Start of Block
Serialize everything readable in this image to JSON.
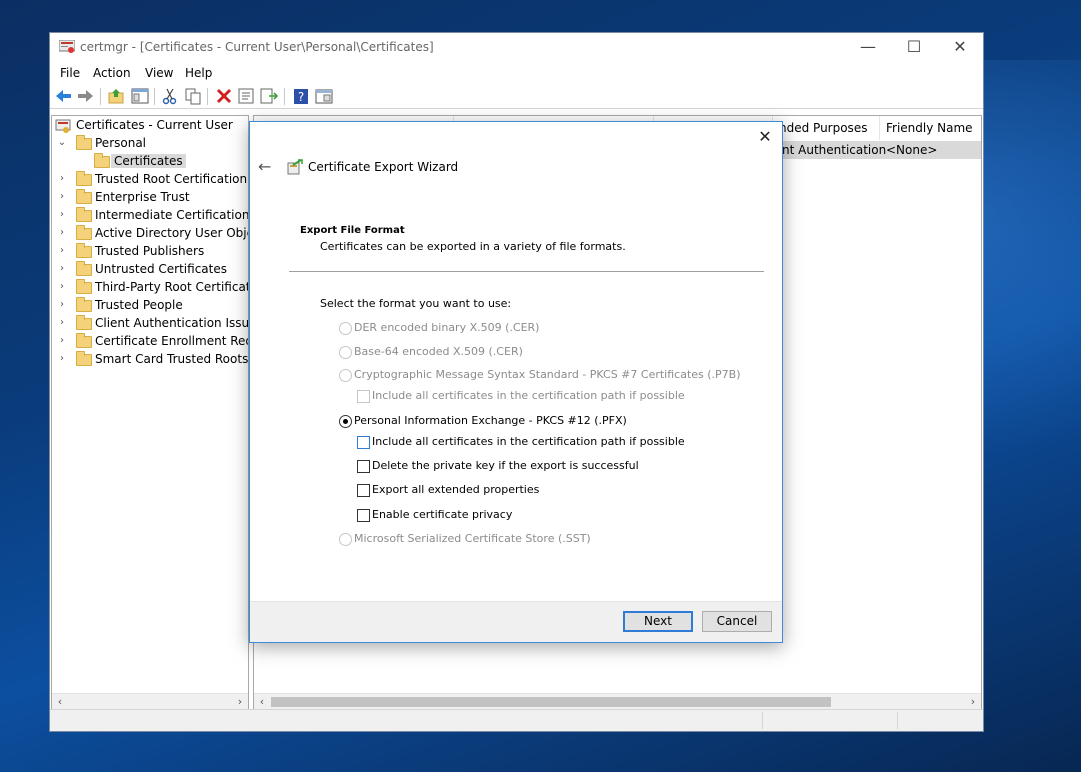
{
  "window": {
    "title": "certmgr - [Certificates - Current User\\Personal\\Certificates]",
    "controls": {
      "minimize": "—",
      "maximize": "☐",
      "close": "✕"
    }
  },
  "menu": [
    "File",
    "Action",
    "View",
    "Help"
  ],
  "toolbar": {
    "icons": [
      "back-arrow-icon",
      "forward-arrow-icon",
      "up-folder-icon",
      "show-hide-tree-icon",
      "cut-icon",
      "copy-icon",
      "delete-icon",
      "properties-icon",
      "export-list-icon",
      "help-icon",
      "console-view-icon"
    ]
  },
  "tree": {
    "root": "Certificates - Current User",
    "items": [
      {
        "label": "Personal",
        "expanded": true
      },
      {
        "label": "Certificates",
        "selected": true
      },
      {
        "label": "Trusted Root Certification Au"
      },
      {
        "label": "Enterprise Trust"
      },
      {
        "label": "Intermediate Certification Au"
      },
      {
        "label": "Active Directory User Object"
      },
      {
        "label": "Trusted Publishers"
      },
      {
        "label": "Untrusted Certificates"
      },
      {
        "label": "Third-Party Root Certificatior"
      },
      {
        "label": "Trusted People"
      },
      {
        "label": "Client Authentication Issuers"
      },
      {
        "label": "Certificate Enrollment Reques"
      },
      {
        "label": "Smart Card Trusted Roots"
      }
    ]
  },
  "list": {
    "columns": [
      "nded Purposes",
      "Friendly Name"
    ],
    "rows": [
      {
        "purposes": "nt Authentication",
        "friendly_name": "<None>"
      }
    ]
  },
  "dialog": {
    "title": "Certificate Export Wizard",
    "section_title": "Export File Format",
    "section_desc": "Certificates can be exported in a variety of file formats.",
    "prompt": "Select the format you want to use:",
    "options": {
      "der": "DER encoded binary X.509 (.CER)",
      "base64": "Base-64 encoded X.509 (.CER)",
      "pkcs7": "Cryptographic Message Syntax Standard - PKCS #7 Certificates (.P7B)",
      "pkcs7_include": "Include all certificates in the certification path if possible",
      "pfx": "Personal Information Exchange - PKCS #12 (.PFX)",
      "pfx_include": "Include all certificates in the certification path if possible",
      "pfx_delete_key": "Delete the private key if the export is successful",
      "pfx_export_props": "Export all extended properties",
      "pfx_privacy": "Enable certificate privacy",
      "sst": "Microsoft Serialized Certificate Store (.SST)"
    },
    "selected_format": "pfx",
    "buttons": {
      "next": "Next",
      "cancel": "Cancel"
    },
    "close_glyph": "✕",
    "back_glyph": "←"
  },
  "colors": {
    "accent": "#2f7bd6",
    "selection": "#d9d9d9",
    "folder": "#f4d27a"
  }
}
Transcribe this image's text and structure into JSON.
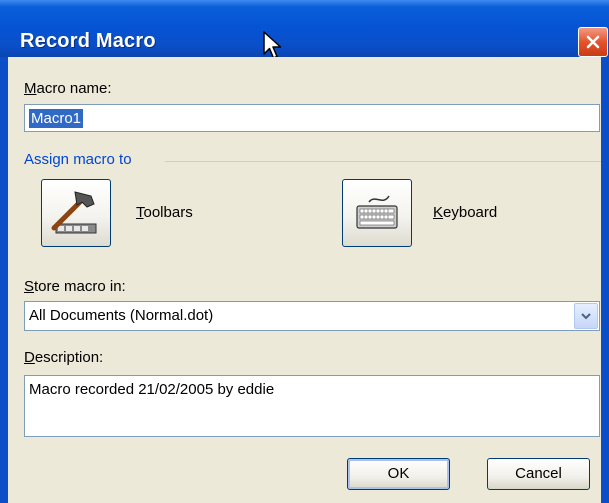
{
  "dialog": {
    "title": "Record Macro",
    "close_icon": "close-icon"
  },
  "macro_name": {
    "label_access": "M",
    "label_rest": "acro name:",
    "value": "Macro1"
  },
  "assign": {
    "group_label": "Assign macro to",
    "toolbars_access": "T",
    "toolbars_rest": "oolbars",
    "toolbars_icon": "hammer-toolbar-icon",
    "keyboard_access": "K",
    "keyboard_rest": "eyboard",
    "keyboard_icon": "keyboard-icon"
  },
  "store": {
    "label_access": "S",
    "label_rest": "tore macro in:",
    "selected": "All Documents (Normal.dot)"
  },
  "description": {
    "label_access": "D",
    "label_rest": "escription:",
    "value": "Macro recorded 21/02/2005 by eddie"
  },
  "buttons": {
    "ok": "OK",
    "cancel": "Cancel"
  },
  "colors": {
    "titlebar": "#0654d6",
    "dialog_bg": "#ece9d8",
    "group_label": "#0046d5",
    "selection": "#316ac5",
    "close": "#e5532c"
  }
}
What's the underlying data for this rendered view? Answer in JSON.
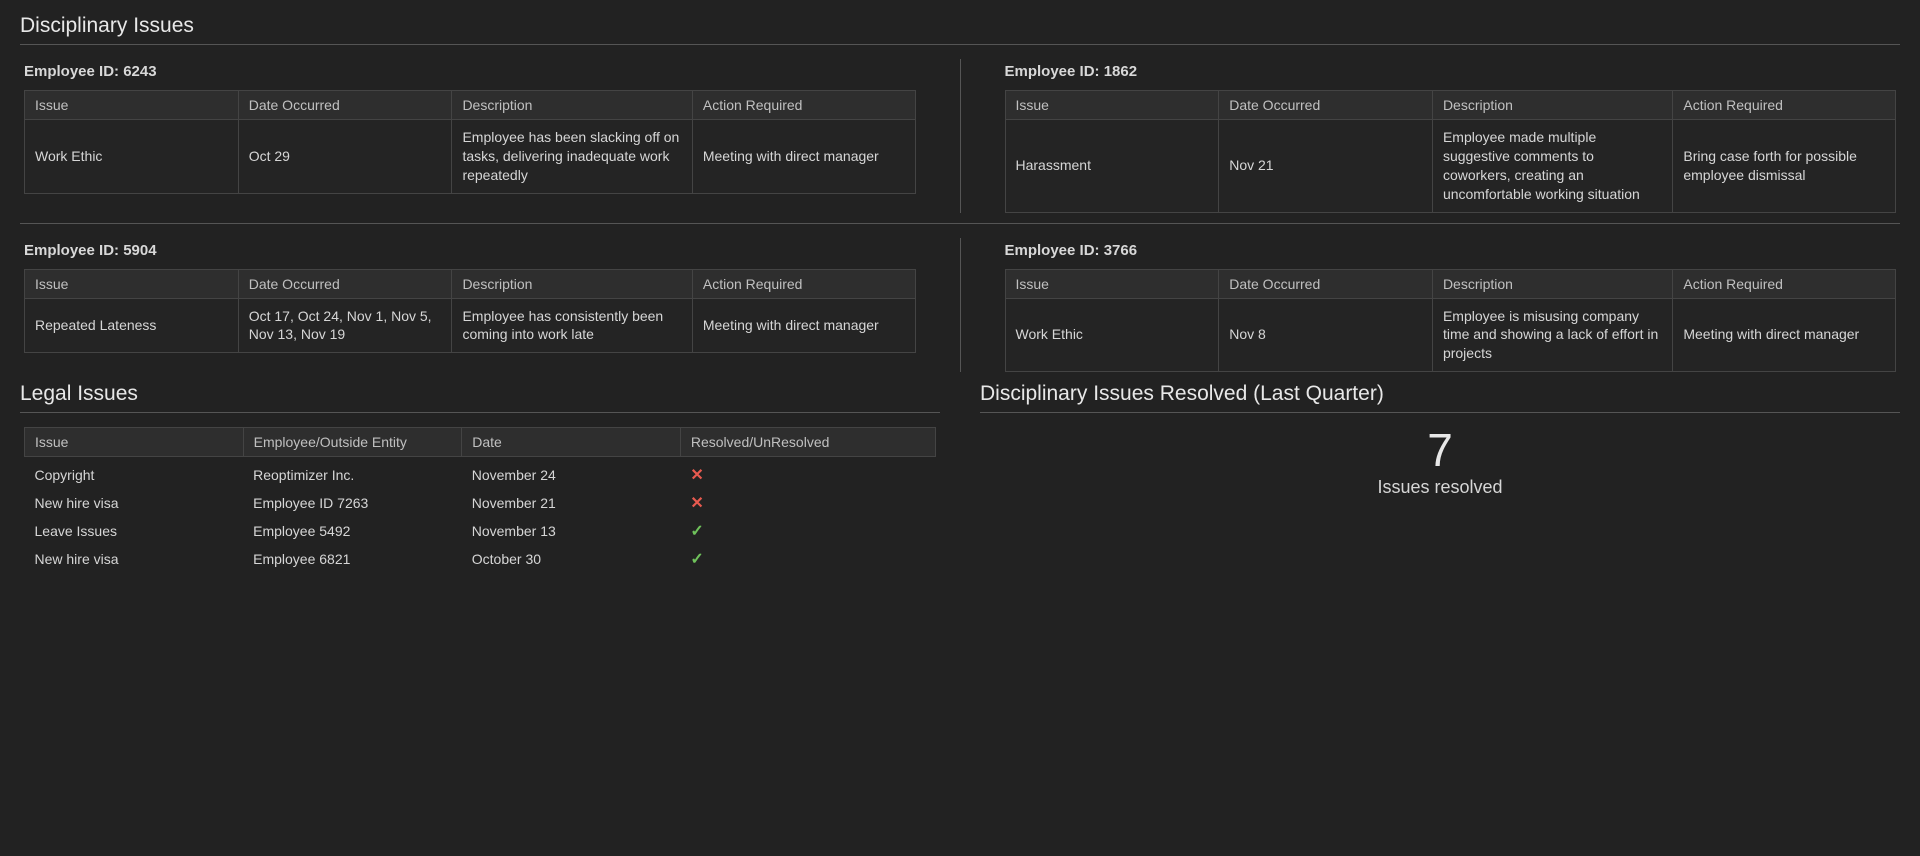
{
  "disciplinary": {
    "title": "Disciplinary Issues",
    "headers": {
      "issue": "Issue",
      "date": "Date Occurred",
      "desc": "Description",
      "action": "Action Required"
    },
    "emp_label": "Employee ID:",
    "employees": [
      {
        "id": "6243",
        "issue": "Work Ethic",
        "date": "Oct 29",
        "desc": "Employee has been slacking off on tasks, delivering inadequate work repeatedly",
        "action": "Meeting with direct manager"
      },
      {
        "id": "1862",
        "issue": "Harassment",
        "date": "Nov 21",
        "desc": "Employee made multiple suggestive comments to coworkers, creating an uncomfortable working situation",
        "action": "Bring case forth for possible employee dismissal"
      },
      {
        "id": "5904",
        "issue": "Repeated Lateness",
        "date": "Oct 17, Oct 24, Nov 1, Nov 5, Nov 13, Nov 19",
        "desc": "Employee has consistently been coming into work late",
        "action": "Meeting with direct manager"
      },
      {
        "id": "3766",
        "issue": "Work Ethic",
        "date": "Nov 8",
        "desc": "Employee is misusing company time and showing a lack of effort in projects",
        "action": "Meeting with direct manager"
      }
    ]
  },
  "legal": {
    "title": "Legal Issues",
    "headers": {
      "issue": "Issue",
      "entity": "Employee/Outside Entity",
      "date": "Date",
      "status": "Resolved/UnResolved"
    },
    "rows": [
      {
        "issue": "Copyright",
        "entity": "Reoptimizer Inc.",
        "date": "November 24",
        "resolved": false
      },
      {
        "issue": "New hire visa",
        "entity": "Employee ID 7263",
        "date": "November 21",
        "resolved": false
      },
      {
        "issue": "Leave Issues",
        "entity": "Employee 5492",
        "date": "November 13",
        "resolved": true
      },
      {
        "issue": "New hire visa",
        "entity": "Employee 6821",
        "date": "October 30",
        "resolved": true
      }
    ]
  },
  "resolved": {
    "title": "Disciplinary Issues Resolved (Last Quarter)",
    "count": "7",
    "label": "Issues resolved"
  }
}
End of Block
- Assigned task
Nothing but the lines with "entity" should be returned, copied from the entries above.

- Expected output
      "entity": "Employee/Outside Entity",
        "entity": "Reoptimizer Inc.",
        "entity": "Employee ID 7263",
        "entity": "Employee 5492",
        "entity": "Employee 6821",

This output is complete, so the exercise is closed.